When overtaking, drivers should make sure to leave at least two metres between their vehicle and horses or horse-drawn vehicles, and should pass at under 10 miles per hour. In addition, people with horses can remain in the left-hand lane of the roundabout, even if they intend to go around the roundabout. Drivers should assume that horse riders are continuing on until the rider signals otherwise, so that they don’t end up cutting across them. 

What can drivers do to be considerate to horse riders? 

When you come across a horse on the road, you should slow down to a crawling pace and stay a good distance behind the horse and rider. If you can, wait for the rider to give some indication that they’ve seen or heard you – drivers of electric vehicles may struggle with this, but usually the rider can hear or sense the traffic behind them.  

Ideally, wait for the rider to signal to you that they’re happy for you to pass. They may not be able to take their hands off the reins to wave you past, so look out for smaller hand signals or a nod. If they don’t signal, then you can assess the situation, and check that there is enough room. Slowly and carefully start to pull around the horse and rider, taking care not to make excess noise, and pay attention in case the rider signals for you to stop. If you know a wider section of road is coming up shortly, it may be better to wait until this point to overtake. 

You should be prepared for things to change at the last minute, as horses can spook unexpectedly. Keep a slow speed until you’re away from the horse. Many horse riders won’t signal to you to say thank you, but this is likely because they are concentrating on keeping control of their horse or soothing them. If you see another car speeding towards you, signal to them to slow down if it is safe to do so.

What if there’s an accident?

Accidents happen, even for experienced drivers and road users. Cyclists come across an unexpected obstacle, pedestrians step out into the road without looking, horses spook – it’s sometimes hard to predict what will happen. 

However, what you can do is to make sure that you follow correct procedures for any accident, help anyone else involved, and protect yourself so that you’ll be able to get back on the road again soon.

Car insurance  

If another car was involved, then you’ll need to note down their registration number and the insurance details of the driver, the time and the date, as well as the driver’s contact details. If the other driver isn’t the registered owner of the car, then you should also make sure to get the contact details of the registered keeper for your insurance. 

Having a good car insurance policy protects you in this exact situation, so make sure to keep all your paperwork in a safe place and choose a good provider so that you’re covered. You’ll need to report the accident to your car insurance provider, regardless of whether or not you want to make a claim.  

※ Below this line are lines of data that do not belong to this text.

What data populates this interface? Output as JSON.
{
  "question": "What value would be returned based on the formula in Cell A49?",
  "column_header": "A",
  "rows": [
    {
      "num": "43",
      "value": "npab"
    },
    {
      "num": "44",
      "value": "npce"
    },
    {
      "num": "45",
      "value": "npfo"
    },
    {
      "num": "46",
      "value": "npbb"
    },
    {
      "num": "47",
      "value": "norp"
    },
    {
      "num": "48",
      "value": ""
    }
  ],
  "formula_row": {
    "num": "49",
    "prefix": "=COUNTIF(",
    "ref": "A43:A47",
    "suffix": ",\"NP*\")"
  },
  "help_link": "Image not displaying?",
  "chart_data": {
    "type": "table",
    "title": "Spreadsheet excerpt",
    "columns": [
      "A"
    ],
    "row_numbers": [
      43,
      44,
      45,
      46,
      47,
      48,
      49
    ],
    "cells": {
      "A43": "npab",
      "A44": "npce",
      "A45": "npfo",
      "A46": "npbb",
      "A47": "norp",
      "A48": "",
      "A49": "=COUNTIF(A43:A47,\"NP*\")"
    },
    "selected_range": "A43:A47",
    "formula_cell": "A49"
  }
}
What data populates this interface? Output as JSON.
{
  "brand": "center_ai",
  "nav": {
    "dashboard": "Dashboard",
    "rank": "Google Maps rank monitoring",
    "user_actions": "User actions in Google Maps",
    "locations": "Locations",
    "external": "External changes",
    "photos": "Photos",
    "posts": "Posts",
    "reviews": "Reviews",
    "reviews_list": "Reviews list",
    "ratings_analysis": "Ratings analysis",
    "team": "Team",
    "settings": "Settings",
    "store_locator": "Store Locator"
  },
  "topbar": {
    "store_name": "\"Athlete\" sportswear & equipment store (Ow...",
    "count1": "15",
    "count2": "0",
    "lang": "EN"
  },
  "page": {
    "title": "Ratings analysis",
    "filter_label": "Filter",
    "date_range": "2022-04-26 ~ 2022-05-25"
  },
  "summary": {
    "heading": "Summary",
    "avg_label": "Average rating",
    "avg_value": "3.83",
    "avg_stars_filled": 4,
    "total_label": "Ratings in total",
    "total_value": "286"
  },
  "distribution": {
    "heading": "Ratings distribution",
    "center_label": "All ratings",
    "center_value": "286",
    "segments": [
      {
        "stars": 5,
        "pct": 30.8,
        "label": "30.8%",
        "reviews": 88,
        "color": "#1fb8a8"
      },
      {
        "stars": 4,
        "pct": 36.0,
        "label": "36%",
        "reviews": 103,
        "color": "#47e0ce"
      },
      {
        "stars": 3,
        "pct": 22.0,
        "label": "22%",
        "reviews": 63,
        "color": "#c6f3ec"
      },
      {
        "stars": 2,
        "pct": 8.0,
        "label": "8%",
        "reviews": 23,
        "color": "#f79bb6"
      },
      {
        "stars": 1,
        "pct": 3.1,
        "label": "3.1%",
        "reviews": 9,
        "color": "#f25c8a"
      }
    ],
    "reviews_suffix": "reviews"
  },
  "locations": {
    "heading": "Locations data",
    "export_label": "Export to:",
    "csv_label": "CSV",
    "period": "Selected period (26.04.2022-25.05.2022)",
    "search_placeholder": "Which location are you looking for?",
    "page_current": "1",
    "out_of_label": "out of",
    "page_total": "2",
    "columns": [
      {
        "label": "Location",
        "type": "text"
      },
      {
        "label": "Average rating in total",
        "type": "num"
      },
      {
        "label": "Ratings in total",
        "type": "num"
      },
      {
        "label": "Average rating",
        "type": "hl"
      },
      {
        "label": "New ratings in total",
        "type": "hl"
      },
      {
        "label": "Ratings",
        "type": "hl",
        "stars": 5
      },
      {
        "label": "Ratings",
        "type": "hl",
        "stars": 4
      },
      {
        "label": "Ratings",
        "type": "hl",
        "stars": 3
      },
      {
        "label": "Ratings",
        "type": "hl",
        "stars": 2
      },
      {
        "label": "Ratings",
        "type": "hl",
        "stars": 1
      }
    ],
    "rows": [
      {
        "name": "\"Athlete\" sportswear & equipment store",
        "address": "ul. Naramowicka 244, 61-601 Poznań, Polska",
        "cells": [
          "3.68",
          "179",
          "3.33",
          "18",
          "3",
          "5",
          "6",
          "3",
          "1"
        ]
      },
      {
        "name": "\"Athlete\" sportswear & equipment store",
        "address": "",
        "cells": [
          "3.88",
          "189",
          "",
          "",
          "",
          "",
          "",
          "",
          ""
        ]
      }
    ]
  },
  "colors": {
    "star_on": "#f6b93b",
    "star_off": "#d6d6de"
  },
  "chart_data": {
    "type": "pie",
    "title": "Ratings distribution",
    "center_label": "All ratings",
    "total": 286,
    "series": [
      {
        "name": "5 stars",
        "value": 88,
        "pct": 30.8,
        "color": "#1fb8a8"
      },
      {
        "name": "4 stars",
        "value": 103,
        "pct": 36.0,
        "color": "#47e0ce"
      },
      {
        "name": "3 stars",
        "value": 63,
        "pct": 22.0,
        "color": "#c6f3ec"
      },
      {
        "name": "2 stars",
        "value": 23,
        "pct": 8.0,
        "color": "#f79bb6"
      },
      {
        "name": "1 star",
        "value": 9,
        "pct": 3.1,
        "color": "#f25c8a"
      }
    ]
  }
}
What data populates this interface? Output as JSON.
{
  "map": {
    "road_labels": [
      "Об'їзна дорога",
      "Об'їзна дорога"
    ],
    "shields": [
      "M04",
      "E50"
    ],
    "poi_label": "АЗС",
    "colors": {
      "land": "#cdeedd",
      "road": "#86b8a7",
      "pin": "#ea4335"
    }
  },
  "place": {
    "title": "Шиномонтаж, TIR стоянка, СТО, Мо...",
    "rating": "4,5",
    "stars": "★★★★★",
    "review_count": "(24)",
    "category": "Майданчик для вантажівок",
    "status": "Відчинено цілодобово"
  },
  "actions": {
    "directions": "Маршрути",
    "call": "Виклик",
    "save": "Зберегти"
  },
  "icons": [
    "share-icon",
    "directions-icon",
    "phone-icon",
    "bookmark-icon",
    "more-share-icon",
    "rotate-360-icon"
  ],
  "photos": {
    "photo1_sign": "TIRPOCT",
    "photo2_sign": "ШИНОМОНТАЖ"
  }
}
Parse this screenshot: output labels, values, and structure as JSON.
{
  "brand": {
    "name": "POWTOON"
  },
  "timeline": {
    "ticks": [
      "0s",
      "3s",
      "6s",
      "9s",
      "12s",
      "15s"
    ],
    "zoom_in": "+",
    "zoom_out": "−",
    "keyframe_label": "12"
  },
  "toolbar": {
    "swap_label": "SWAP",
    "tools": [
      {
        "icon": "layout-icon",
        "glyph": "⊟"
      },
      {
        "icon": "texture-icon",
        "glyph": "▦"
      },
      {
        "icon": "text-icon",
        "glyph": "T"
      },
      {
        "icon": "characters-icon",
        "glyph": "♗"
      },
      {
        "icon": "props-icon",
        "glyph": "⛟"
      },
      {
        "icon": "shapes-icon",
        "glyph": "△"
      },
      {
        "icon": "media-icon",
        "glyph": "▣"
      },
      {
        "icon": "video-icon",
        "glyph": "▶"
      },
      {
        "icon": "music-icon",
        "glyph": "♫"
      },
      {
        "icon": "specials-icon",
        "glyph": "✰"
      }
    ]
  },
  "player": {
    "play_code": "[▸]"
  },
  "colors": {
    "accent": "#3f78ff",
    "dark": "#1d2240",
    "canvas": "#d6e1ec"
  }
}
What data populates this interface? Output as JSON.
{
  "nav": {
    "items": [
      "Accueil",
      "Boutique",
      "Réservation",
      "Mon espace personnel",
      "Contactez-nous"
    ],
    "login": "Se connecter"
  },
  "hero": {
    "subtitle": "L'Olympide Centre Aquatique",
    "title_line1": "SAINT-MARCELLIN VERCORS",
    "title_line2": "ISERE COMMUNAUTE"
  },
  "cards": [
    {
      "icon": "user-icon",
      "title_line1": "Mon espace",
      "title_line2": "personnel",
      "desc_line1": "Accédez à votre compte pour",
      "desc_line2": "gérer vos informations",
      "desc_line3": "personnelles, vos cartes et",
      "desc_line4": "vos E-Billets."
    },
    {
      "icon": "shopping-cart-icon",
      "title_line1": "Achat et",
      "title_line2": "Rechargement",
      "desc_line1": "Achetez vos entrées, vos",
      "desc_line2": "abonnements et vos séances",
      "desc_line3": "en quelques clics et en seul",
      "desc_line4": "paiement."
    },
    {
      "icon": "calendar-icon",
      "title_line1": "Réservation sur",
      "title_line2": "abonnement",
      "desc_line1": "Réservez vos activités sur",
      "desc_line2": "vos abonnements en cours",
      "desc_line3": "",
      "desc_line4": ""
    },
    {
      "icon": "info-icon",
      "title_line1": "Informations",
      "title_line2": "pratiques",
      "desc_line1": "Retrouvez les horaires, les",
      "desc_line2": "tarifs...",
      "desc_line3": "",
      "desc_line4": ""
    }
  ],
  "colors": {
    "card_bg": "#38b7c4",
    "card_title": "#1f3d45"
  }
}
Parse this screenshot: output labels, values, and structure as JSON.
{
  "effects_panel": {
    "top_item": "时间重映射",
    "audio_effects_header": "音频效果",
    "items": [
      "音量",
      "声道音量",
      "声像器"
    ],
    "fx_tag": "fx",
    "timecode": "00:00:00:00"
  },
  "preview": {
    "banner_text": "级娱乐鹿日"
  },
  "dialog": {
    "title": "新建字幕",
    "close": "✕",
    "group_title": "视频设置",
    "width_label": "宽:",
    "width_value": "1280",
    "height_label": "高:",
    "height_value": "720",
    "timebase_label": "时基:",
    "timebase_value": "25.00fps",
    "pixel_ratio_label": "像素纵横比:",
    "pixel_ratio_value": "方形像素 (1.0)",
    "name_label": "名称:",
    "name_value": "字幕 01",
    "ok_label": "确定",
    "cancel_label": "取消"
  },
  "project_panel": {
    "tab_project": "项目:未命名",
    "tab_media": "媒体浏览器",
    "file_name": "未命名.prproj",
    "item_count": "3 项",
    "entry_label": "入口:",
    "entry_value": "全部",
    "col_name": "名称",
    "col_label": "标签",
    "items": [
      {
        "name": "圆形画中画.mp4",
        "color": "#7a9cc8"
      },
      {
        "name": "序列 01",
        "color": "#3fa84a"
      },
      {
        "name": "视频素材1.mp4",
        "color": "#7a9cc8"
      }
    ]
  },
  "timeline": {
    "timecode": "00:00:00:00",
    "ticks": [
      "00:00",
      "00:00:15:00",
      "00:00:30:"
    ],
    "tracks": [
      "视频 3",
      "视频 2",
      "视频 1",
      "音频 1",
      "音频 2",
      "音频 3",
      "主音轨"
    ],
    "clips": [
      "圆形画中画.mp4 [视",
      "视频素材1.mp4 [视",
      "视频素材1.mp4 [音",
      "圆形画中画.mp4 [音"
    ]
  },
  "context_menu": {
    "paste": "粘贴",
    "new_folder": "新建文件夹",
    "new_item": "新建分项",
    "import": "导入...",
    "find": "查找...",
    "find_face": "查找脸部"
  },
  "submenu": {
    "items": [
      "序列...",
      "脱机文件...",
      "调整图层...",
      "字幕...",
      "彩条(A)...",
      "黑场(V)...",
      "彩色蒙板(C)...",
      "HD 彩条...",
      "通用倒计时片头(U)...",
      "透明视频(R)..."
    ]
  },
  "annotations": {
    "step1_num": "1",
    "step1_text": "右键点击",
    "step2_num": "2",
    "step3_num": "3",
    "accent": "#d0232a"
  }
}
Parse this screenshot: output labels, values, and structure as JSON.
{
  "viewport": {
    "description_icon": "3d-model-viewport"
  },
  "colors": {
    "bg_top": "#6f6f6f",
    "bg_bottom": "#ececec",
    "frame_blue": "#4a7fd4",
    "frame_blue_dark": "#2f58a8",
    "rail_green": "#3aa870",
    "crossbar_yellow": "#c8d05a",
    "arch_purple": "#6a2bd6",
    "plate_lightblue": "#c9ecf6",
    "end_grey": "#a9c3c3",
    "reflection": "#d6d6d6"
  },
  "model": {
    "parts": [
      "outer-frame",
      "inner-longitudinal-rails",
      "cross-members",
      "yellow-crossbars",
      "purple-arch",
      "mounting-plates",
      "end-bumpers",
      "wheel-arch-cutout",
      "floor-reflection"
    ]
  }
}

Taking photos will help support any claims that you do need to make, or claims that are made against you. Your provider can advise you on next steps following an accident – it’s important to follow their instructions so that you don’t negatively affect any claims.